Dataset excerpts:
────────────────────

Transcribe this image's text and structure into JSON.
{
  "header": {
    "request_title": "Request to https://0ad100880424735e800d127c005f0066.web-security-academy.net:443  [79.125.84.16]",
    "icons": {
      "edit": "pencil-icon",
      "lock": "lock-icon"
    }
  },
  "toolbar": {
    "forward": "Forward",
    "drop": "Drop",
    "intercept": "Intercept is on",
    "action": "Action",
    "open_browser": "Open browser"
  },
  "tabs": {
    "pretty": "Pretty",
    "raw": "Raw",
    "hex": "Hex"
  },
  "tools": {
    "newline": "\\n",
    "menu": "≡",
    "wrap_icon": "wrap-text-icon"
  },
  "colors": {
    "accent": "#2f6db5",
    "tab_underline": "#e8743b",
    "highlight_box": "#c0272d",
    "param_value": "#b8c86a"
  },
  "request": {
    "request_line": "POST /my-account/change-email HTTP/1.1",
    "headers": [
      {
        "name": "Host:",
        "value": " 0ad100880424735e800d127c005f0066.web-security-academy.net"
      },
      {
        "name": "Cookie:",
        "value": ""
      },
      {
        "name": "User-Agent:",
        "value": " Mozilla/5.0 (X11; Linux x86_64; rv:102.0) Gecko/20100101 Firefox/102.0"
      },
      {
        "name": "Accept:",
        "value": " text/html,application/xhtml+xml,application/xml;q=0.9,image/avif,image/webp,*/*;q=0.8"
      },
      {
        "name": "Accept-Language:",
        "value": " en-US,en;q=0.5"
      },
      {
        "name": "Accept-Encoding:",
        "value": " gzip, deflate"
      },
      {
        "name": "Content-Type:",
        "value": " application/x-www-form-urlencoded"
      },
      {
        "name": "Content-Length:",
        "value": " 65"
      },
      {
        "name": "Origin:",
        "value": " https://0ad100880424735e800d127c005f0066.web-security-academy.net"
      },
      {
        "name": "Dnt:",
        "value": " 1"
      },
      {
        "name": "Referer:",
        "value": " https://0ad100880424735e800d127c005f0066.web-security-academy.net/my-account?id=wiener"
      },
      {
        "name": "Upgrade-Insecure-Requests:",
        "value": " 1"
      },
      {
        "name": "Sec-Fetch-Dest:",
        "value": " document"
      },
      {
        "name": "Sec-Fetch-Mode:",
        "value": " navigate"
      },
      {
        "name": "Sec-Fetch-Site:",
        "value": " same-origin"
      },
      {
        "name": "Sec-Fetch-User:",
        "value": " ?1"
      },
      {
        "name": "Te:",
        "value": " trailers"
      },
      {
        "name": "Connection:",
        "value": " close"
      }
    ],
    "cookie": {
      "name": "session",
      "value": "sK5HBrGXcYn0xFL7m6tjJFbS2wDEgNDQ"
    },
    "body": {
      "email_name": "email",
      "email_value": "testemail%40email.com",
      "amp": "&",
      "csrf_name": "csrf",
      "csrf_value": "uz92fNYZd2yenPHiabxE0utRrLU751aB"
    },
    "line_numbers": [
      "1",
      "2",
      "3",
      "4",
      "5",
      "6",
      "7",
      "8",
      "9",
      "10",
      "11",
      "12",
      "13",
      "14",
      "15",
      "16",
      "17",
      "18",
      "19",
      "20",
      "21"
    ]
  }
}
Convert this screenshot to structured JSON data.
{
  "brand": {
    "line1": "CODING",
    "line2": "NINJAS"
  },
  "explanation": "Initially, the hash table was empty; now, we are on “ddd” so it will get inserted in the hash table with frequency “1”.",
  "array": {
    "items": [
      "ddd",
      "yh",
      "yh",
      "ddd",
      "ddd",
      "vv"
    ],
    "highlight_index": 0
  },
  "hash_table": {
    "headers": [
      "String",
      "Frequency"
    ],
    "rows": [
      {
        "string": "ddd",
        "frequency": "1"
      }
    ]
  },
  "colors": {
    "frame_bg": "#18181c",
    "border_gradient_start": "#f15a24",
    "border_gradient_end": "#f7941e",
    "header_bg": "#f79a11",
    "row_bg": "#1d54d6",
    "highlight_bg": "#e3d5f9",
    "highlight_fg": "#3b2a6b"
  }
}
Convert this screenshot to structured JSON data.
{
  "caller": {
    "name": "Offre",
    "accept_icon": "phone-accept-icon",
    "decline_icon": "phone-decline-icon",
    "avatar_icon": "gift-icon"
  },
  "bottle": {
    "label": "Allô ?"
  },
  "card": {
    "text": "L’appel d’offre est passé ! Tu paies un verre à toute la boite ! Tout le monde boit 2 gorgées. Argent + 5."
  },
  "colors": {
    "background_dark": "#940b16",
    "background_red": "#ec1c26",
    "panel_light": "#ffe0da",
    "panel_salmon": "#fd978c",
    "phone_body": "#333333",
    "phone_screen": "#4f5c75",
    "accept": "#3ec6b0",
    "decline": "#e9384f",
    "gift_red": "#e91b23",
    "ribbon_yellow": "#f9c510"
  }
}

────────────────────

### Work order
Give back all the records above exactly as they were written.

### Answer area
Transcribe this image's text and structure into JSON.
{
  "header": {
    "request_title": "Request to https://0ad100880424735e800d127c005f0066.web-security-academy.net:443  [79.125.84.16]",
    "icons": {
      "edit": "pencil-icon",
      "lock": "lock-icon"
    }
  },
  "toolbar": {
    "forward": "Forward",
    "drop": "Drop",
    "intercept": "Intercept is on",
    "action": "Action",
    "open_browser": "Open browser"
  },
  "tabs": {
    "pretty": "Pretty",
    "raw": "Raw",
    "hex": "Hex"
  },
  "tools": {
    "newline": "\\n",
    "menu": "≡",
    "wrap_icon": "wrap-text-icon"
  },
  "colors": {
    "accent": "#2f6db5",
    "tab_underline": "#e8743b",
    "highlight_box": "#c0272d",
    "param_value": "#b8c86a"
  },
  "request": {
    "request_line": "POST /my-account/change-email HTTP/1.1",
    "headers": [
      {
        "name": "Host:",
        "value": " 0ad100880424735e800d127c005f0066.web-security-academy.net"
      },
      {
        "name": "Cookie:",
        "value": ""
      },
      {
        "name": "User-Agent:",
        "value": " Mozilla/5.0 (X11; Linux x86_64; rv:102.0) Gecko/20100101 Firefox/102.0"
      },
      {
        "name": "Accept:",
        "value": " text/html,application/xhtml+xml,application/xml;q=0.9,image/avif,image/webp,*/*;q=0.8"
      },
      {
        "name": "Accept-Language:",
        "value": " en-US,en;q=0.5"
      },
      {
        "name": "Accept-Encoding:",
        "value": " gzip, deflate"
      },
      {
        "name": "Content-Type:",
        "value": " application/x-www-form-urlencoded"
      },
      {
        "name": "Content-Length:",
        "value": " 65"
      },
      {
        "name": "Origin:",
        "value": " https://0ad100880424735e800d127c005f0066.web-security-academy.net"
      },
      {
        "name": "Dnt:",
        "value": " 1"
      },
      {
        "name": "Referer:",
        "value": " https://0ad100880424735e800d127c005f0066.web-security-academy.net/my-account?id=wiener"
      },
      {
        "name": "Upgrade-Insecure-Requests:",
        "value": " 1"
      },
      {
        "name": "Sec-Fetch-Dest:",
        "value": " document"
      },
      {
        "name": "Sec-Fetch-Mode:",
        "value": " navigate"
      },
      {
        "name": "Sec-Fetch-Site:",
        "value": " same-origin"
      },
      {
        "name": "Sec-Fetch-User:",
        "value": " ?1"
      },
      {
        "name": "Te:",
        "value": " trailers"
      },
      {
        "name": "Connection:",
        "value": " close"
      }
    ],
    "cookie": {
      "name": "session",
      "value": "sK5HBrGXcYn0xFL7m6tjJFbS2wDEgNDQ"
    },
    "body": {
      "email_name": "email",
      "email_value": "testemail%40email.com",
      "amp": "&",
      "csrf_name": "csrf",
      "csrf_value": "uz92fNYZd2yenPHiabxE0utRrLU751aB"
    },
    "line_numbers": [
      "1",
      "2",
      "3",
      "4",
      "5",
      "6",
      "7",
      "8",
      "9",
      "10",
      "11",
      "12",
      "13",
      "14",
      "15",
      "16",
      "17",
      "18",
      "19",
      "20",
      "21"
    ]
  }
}
Convert this screenshot to structured JSON data.
{
  "brand": {
    "line1": "CODING",
    "line2": "NINJAS"
  },
  "explanation": "Initially, the hash table was empty; now, we are on “ddd” so it will get inserted in the hash table with frequency “1”.",
  "array": {
    "items": [
      "ddd",
      "yh",
      "yh",
      "ddd",
      "ddd",
      "vv"
    ],
    "highlight_index": 0
  },
  "hash_table": {
    "headers": [
      "String",
      "Frequency"
    ],
    "rows": [
      {
        "string": "ddd",
        "frequency": "1"
      }
    ]
  },
  "colors": {
    "frame_bg": "#18181c",
    "border_gradient_start": "#f15a24",
    "border_gradient_end": "#f7941e",
    "header_bg": "#f79a11",
    "row_bg": "#1d54d6",
    "highlight_bg": "#e3d5f9",
    "highlight_fg": "#3b2a6b"
  }
}
Convert this screenshot to structured JSON data.
{
  "caller": {
    "name": "Offre",
    "accept_icon": "phone-accept-icon",
    "decline_icon": "phone-decline-icon",
    "avatar_icon": "gift-icon"
  },
  "bottle": {
    "label": "Allô ?"
  },
  "card": {
    "text": "L’appel d’offre est passé ! Tu paies un verre à toute la boite ! Tout le monde boit 2 gorgées. Argent + 5."
  },
  "colors": {
    "background_dark": "#940b16",
    "background_red": "#ec1c26",
    "panel_light": "#ffe0da",
    "panel_salmon": "#fd978c",
    "phone_body": "#333333",
    "phone_screen": "#4f5c75",
    "accept": "#3ec6b0",
    "decline": "#e9384f",
    "gift_red": "#e91b23",
    "ribbon_yellow": "#f9c510"
  }
}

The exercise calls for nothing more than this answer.